The investment that Ford is making in MI, adding 700 jobs here instead of 2,800 in Mexico, is certainly significant.
This will supposedly have a positive effect here in the U.S., though, as Ford says it will allow its Wayne, Michigan plant - which now produces the Focus - to manufacture "two new iconic products".
A Ford Fiesta is built at one of Ford's existing plants in Mexico.
At its core, the Trump-brokered-but-not-really deal for the Indianapolis-based company was nothing more than ceding tax breaks to a company running a profitable factory. "We believe that these tax and regulatory reforms are critically important to boost USA competitiveness and of course drive a resurgence in American manufacturing and high-tech innovation".
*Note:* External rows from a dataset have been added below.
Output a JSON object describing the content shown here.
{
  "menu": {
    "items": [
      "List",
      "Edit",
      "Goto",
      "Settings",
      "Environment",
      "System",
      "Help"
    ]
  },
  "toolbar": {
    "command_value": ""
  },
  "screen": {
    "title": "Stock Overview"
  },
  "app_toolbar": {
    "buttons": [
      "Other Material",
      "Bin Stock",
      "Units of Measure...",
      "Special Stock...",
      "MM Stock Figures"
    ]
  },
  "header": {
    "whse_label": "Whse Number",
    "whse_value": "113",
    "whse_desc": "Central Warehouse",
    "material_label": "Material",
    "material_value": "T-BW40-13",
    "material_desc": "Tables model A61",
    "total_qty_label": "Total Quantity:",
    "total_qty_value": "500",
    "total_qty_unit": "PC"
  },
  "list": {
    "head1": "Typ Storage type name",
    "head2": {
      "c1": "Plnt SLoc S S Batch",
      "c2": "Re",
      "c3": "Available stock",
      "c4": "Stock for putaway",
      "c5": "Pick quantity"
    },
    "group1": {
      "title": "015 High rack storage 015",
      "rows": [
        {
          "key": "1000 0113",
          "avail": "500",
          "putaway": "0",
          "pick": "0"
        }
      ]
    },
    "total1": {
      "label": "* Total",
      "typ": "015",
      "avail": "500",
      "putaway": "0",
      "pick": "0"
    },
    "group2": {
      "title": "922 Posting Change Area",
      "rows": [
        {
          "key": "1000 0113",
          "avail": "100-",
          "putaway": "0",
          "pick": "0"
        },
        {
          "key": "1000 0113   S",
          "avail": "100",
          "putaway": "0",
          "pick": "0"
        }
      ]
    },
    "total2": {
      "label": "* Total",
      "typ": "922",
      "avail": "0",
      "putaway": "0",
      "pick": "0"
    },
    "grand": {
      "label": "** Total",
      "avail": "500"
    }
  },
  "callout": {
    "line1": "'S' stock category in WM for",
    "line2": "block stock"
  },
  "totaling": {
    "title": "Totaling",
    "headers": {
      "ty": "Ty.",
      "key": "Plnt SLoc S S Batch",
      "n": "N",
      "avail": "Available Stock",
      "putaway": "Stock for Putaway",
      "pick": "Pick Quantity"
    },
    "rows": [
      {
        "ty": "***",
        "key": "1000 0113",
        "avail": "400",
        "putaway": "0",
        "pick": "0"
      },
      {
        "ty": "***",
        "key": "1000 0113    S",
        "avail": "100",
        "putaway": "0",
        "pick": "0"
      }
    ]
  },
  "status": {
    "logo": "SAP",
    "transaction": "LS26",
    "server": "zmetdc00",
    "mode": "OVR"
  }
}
"All Chevrolet Cruze sedans sold in the USA are built in GM's assembly plant in Lordstown, Ohio", the company said.
At that time Ford officials pushed back, arguing it was too late to change their plans about the new factory in Mexico.
Michigan's national leadership in advanced manufacturing continued today with the announcement that Ford Motor Co. will create a Manufacturing Innovation Center at its Flat Rock Assembly Plant.
In 2020, an all-electric small SUV/crossover to be sold in North America, Europe, and Asia.
"This is really around making sure that as we make these decisions that it is first right for our business". About 4,500 of them were hatchbacks imported from Mexico (which also exports Chevy Cruze hatchbacks to other markets). That hasn't changed. It's just going to make the vehicle in an existing plant, alongside the Fusion and Lincoln MKZ, rather than build a new plant for that objective.
'General Motors is sending Mexican made model of Chevy Cruze to US auto dealers-tax free across border.
The Flat Rock plant now builds the Ford Mustang and Lincoln Continental, but it will soon also operate as something of a hub for hybrid, electric, and autonomous cars.
Immediate speculation emerged that Ford had made a deal with Trump, but Fields denied that in an interview with CNN. The Mexican-built hatches are sold in a number of countries, including the U.S.
Ford does say they still have plans to produce some of their smaller cars in Mexico, which aren't as popular in the U.S. However, they will not need a new facility to roll these cars out.